The informant at the center of the undercover corruption investigation of Las Vegas City Councilman Ricki Barlow went by the name of Randall Henley, the Las Vegas Review-Journal has learned.
Sources close to the investigation said Monday that FBI agents handed Barlow a subpoena two weeks ago when they raided his home seeking records of business dealings between the two men in 2015 and 2016. Henley was associated with a company called RMH Development.
So far, Henley remains a mystery.
It is unclear whether Henley is his real name, and the name does not show up in city business or state licensing records online. It also does not appear in Barlow’s latest campaign reports.
FBI agents, working with Las Vegas police intelligence detectives, subpoenaed records of Barlow’s dealings with other people, including Roxann McCoy, the president of the local NAACP chapter, the sources said.

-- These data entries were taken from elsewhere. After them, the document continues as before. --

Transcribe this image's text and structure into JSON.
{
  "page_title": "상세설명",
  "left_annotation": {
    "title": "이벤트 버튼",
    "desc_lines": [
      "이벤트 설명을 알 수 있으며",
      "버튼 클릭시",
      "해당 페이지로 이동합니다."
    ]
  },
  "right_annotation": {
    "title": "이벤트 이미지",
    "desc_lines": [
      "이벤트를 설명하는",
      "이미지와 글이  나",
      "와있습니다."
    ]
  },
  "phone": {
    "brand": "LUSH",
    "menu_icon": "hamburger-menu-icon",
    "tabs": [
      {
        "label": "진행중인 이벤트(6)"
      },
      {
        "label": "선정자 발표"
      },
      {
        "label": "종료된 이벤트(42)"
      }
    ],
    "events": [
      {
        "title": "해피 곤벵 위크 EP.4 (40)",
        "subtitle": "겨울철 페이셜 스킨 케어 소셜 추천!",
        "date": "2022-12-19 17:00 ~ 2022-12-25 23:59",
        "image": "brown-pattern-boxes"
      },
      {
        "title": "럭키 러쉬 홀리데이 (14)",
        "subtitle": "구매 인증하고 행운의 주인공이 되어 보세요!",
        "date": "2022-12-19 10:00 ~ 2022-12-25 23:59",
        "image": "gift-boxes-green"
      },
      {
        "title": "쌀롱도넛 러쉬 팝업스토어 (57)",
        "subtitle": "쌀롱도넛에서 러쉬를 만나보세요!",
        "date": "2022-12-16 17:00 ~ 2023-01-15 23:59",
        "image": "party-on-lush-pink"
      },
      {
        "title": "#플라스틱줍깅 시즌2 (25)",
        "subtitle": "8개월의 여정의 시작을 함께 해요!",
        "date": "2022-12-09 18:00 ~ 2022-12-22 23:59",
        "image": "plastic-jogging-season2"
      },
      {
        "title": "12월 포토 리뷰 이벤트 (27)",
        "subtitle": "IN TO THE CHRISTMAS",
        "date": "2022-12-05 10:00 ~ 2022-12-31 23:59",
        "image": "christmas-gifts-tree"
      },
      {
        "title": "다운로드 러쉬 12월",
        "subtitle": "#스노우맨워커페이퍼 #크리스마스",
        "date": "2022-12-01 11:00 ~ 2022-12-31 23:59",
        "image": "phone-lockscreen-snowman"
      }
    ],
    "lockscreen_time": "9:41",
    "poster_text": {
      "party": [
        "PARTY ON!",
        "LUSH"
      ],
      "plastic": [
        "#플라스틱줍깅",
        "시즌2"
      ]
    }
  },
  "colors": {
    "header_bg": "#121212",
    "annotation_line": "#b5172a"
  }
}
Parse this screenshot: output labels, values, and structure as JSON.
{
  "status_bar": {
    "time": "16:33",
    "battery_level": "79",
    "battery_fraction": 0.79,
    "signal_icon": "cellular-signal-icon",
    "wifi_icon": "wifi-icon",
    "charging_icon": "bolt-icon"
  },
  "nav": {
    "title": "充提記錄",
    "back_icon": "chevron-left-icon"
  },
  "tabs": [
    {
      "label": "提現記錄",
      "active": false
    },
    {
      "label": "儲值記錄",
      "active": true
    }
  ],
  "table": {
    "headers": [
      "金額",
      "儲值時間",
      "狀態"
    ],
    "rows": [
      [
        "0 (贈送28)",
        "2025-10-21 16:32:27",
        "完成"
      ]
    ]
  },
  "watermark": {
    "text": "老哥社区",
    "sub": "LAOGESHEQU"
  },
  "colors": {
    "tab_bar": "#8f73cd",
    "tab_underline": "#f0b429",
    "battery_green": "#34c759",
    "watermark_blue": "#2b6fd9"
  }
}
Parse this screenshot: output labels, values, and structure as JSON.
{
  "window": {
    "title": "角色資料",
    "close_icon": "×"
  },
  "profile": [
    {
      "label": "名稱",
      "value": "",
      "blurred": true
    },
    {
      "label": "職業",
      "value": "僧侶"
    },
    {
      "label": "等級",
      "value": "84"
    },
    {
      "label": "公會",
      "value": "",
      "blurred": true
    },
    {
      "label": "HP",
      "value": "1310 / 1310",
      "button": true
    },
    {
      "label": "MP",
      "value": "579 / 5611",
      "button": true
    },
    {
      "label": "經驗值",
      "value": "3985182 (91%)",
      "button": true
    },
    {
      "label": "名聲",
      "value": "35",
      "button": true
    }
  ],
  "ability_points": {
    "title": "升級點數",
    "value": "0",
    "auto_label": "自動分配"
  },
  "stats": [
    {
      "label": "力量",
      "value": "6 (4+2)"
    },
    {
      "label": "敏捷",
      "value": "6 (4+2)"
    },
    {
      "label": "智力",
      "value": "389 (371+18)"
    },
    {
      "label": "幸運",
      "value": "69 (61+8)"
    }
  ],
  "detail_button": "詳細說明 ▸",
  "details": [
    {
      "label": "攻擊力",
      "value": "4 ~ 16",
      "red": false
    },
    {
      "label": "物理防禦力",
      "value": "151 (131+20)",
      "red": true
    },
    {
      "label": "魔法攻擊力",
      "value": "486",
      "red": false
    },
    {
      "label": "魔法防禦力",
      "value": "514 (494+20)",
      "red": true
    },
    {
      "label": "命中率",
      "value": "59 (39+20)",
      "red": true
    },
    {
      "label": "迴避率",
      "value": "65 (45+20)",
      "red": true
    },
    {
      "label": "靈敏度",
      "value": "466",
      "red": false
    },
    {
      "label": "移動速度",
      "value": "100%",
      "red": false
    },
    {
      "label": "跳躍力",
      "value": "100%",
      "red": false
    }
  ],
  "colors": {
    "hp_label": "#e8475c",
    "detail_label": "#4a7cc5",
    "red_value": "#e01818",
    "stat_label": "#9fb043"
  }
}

One of the sources said investigators are attempting to determine whether Barlow, who represents the city’s Ward 5, paid thousands of dollars in campaign funds to McCoy and her company, Aspire Consulting Group LLC, in 2015 in return for possible kickbacks.
Barlow’s 2015 campaign reports show roughly $30,000 in consulting expenses to McCoy and Aspire Consulting, which was incorporated in September 2011.
McCoy, who is listed on state records as the company’s only officer, did not return phone calls Monday.
Barlow acknowledged last week that he was under investigation, and his lawyer, Richard Wright, told the Review-Journal that FBI agents were looking at his campaign contributions.
According to Wright, the FBI and federal prosecutors were investigating possible violations of a federal “honest services” law, as well as wire fraud and mail fraud — mostly in connection with Barlow’s 2015 campaign.
Wright said last week that Barlow “doesn’t believe he’s done anything wrong.”
Both Wright and an FBI spokesman declined to comment Monday on the investigation, which a source said also was focusing on cash Barlow is alleged to have received over the past year for performing official acts.
FBI agents obtained secret video and audio recordings of Barlow during the undercover investigation, the source added.
The honest services law has been used by the government to prosecute corrupt officials in both the public and private sectors.
Federal prosecutors in Las Vegas used the statute in 2003 in a case charging four Clark County commissioners with taking bribes from strip club operator Michael Galardi.
All four commissioners and Galardi ended up being convicted.
The law makes it a crime to use the mail or telephone to further any “scheme or artifice to defraud,” including a “scheme or artifice to deprive another of the intangible right of honest services.”
In 2010, the U.S. Supreme Court placed limits on the law, allowing prosecutors to use it only in cases where evidence shows that defendants accepted bribes or kickbacks.
Barlow, who was first elected to the City Council in 2007, learned two weeks ago during the raid at his home that the FBI’s public corruption squad in Las Vegas was heading the investigation, sources said.
The raid ended Henley’s covert activities and the undercover phase of the investigation. His whereabouts are unknown.
City of Las Vegas employees were interviewed by agents last week, and the city received a records request from the FBI.
Contact Jeff German at firstname.lastname@example.org or 702-380-8135. Follow @JGermanRJ on Twitter.